By wet wood, we mean fully dead wood, (usually dead for a year or more) that has been wet by rain or suffered some other soaking, not green wood.
Green wood, or live wood, should never be used for a fire. It will only make smoke and trouble.
We are building a modern fire in the modern world, so have matches or a lighter handy, rather than rubbing sticks together.
Also, we should work within a fire ring, or appropriate fire pit.
We should also use a fire-starter stick. These compressed sticks of tinder and paraffin should come with us on every camping trip.
This campfire will require three types of fuel:
Use a firestarter stick, cotton balls, dryer lint, twisted paper, dry wood shavings or try

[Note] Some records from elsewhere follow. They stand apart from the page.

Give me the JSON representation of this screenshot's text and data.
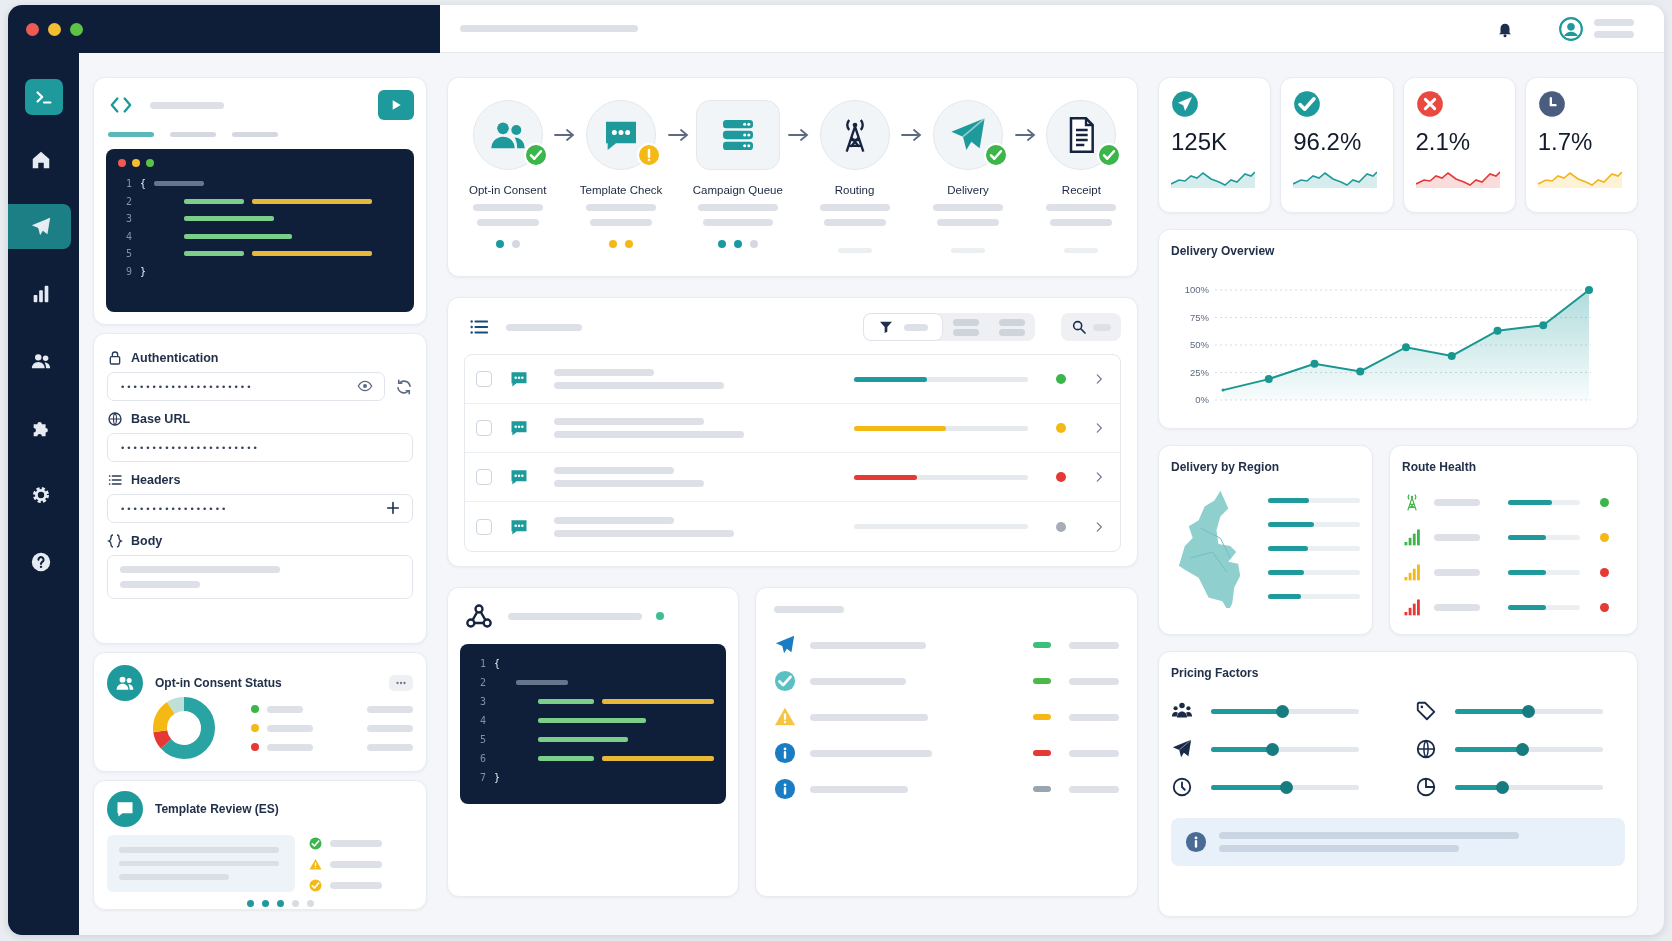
{
  "window": {
    "controls": [
      {
        "kind": "close"
      },
      {
        "kind": "minimize"
      },
      {
        "kind": "zoom"
      }
    ]
  },
  "sidebar": {
    "items": [
      {
        "kind": "home",
        "selected": false
      },
      {
        "kind": "send",
        "selected": true
      },
      {
        "kind": "analytics",
        "selected": false
      },
      {
        "kind": "contacts",
        "selected": false
      },
      {
        "kind": "integrations",
        "selected": false
      },
      {
        "kind": "settings",
        "selected": false
      },
      {
        "kind": "help",
        "selected": false
      }
    ]
  },
  "request_editor": {
    "tabs": [
      {
        "selected": true
      },
      {
        "selected": false
      },
      {
        "selected": false
      }
    ],
    "code_lines": [
      {
        "number": "1",
        "kind": "brace-mask",
        "text": "{"
      },
      {
        "number": "2",
        "kind": "pair"
      },
      {
        "number": "3",
        "kind": "string"
      },
      {
        "number": "4",
        "kind": "string"
      },
      {
        "number": "5",
        "kind": "pair"
      },
      {
        "number": "9",
        "kind": "brace",
        "text": "}"
      }
    ]
  },
  "request_form": {
    "fields": [
      {
        "kind": "secret",
        "label": "Authentication",
        "value": "•••••••••••••••••••••"
      },
      {
        "kind": "url",
        "label": "Base URL",
        "value": "••••••••••••••••••••••"
      },
      {
        "kind": "headers",
        "label": "Headers",
        "value": "•••••••••••••••••"
      },
      {
        "kind": "body",
        "label": "Body"
      }
    ]
  },
  "consent_status": {
    "title": "Opt-in Consent Status",
    "legend": [
      {
        "color": "#3cb54a"
      },
      {
        "color": "#f5b915"
      },
      {
        "color": "#e53935"
      }
    ]
  },
  "template_review": {
    "title": "Template Review (ES)",
    "checks": [
      {
        "kind": "ok"
      },
      {
        "kind": "warning"
      },
      {
        "kind": "pending"
      }
    ],
    "progress_dots": [
      {
        "done": true
      },
      {
        "done": true
      },
      {
        "done": true
      },
      {
        "done": false
      },
      {
        "done": false
      }
    ]
  },
  "pipeline": {
    "steps": [
      {
        "label": "Opt-in Consent",
        "kind": "consent",
        "done": true,
        "warning": false,
        "dots": [
          {
            "color": "#1a9aa0"
          },
          {
            "color": "#d5d9df"
          }
        ]
      },
      {
        "label": "Template Check",
        "kind": "template",
        "done": false,
        "warning": true,
        "dots": [
          {
            "color": "#f5b915"
          },
          {
            "color": "#f5b915"
          }
        ]
      },
      {
        "label": "Campaign Queue",
        "kind": "queue",
        "done": false,
        "warning": false,
        "dots": [
          {
            "color": "#1a9aa0"
          },
          {
            "color": "#1a9aa0"
          },
          {
            "color": "#d5d9df"
          }
        ]
      },
      {
        "label": "Routing",
        "kind": "routing",
        "done": false,
        "warning": false
      },
      {
        "label": "Delivery",
        "kind": "delivery",
        "done": true,
        "warning": false
      },
      {
        "label": "Receipt",
        "kind": "receipt",
        "done": true,
        "warning": false
      }
    ]
  },
  "messages": {
    "rows": [
      {
        "checked": false,
        "kind": "ok",
        "level": 0.42,
        "color": "#3cb54a"
      },
      {
        "checked": false,
        "kind": "warning",
        "level": 0.53,
        "color": "#f5b915"
      },
      {
        "checked": false,
        "kind": "error",
        "level": 0.36,
        "color": "#e53935"
      },
      {
        "checked": false,
        "kind": "idle",
        "color": "#a6adb6"
      }
    ]
  },
  "webhook": {
    "color": "#3fbf8f",
    "code_lines": [
      {
        "number": "1",
        "kind": "brace",
        "text": "{"
      },
      {
        "number": "2",
        "kind": "mask"
      },
      {
        "number": "3",
        "kind": "pair"
      },
      {
        "number": "4",
        "kind": "string"
      },
      {
        "number": "5",
        "kind": "string"
      },
      {
        "number": "6",
        "kind": "pair"
      },
      {
        "number": "7",
        "kind": "brace",
        "text": "}"
      }
    ]
  },
  "events": {
    "items": [
      {
        "kind": "sent",
        "color": "#3cbf7a"
      },
      {
        "kind": "delivered",
        "color": "#4cb848"
      },
      {
        "kind": "warning",
        "color": "#f5b915"
      },
      {
        "kind": "info",
        "color": "#e53935"
      },
      {
        "kind": "info",
        "color": "#9aa5b1"
      }
    ]
  },
  "kpis": [
    {
      "kind": "sent",
      "value": "125K"
    },
    {
      "kind": "delivered",
      "value": "96.2%"
    },
    {
      "kind": "failed",
      "value": "2.1%"
    },
    {
      "kind": "pending",
      "value": "1.7%"
    }
  ],
  "delivery_overview": {
    "title": "Delivery Overview",
    "chart_data": {
      "type": "area",
      "grid": true,
      "marker": true,
      "values": [
        9,
        19,
        33,
        26,
        48,
        40,
        63,
        68,
        100
      ],
      "ylim": [
        0,
        100
      ],
      "yticks": [
        {
          "value": 0,
          "label": "0%"
        },
        {
          "value": 25,
          "label": "25%"
        },
        {
          "value": 50,
          "label": "50%"
        },
        {
          "value": 75,
          "label": "75%"
        },
        {
          "value": 100,
          "label": "100%"
        }
      ]
    }
  },
  "delivery_by_region": {
    "title": "Delivery by Region",
    "regions": [
      {
        "level": 0.45
      },
      {
        "level": 0.5
      },
      {
        "level": 0.44
      },
      {
        "level": 0.39
      },
      {
        "level": 0.36
      }
    ]
  },
  "route_health": {
    "title": "Route Health",
    "routes": [
      {
        "kind": "tower",
        "level": 0.61,
        "color": "#3cb54a"
      },
      {
        "kind": "signal-high",
        "level": 0.53,
        "color": "#f5b915"
      },
      {
        "kind": "signal-mid",
        "level": 0.53,
        "color": "#e53935"
      },
      {
        "kind": "signal-low",
        "level": 0.53,
        "color": "#e53935"
      }
    ]
  },
  "pricing_factors": {
    "title": "Pricing Factors",
    "sliders": [
      {
        "kind": "audience",
        "level": 0.48
      },
      {
        "kind": "tag",
        "level": 0.49
      },
      {
        "kind": "send",
        "level": 0.41
      },
      {
        "kind": "globe",
        "level": 0.45
      },
      {
        "kind": "clock",
        "level": 0.51
      },
      {
        "kind": "share",
        "level": 0.32
      }
    ]
  }
}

Wetfire tinder. Add a little cooking oil or petroleum jelly to the cotton balls or lint so they will burn longer.
Find small dry twigs, less than finger thickness, and four to six inches long. Shave wet twigs down to the dry center with a knife.
These large wet pieces will eventually create all the warmth, cooking heat and a glowing bed of coals.
Step 1: Arrange the tinder and kindling
Build a teepee shaped stack of the smallest kindling twigs over a pile of tinder, or a fire stick, broken in half, with the pieces leaning up against one another in an "A" shape.
Step 2: Construct the fire’s base structure
Place two large pieces of wood on either side of the teepee of kindling, a hand width away from it and parallel to each other forming a hallway with the kindling at the center. The top edges of these wood chunks should be a little taller than the kindling teepee. If they are not, stack several pieces together, supporting them as necessary to achieve this height.
Position two pieces of wet fuel wood at a 90-degree angle on top of the base wood directly over the kindling teepee, leaving a finger width gap between them.
Step 3: Light and feed the fire
Now light the kindling, and when it starts burning, add more kindling sticks, paying attention to airflow through the stack. Let the little fire expand within the hallway, using the gap between the top pieces as a chimney.
As the little fire grows, the wet wood directly above and around it will begin to dry from the heat, and before long, it will catch fire.
Step 4: Continue building the fire, stacking wood to preheat and dry before it burns
Place two more pieces of wood onto the stack, at a 90-degree angle, and two more, at another 90-degree angle directly over the flames. Continue, building this log-cabin style stack of wood as the fire grows, each time positioning the new pieces so that they are cooked by the fire below.
Step 5: Maintain air flow
When the stack collapses the fire might smoke. Use a long stick or fireplace tongs to rearrange the wood to create airflow gaps within the pile of burning wood. As soon as airflow is restored the fire will stop smoking.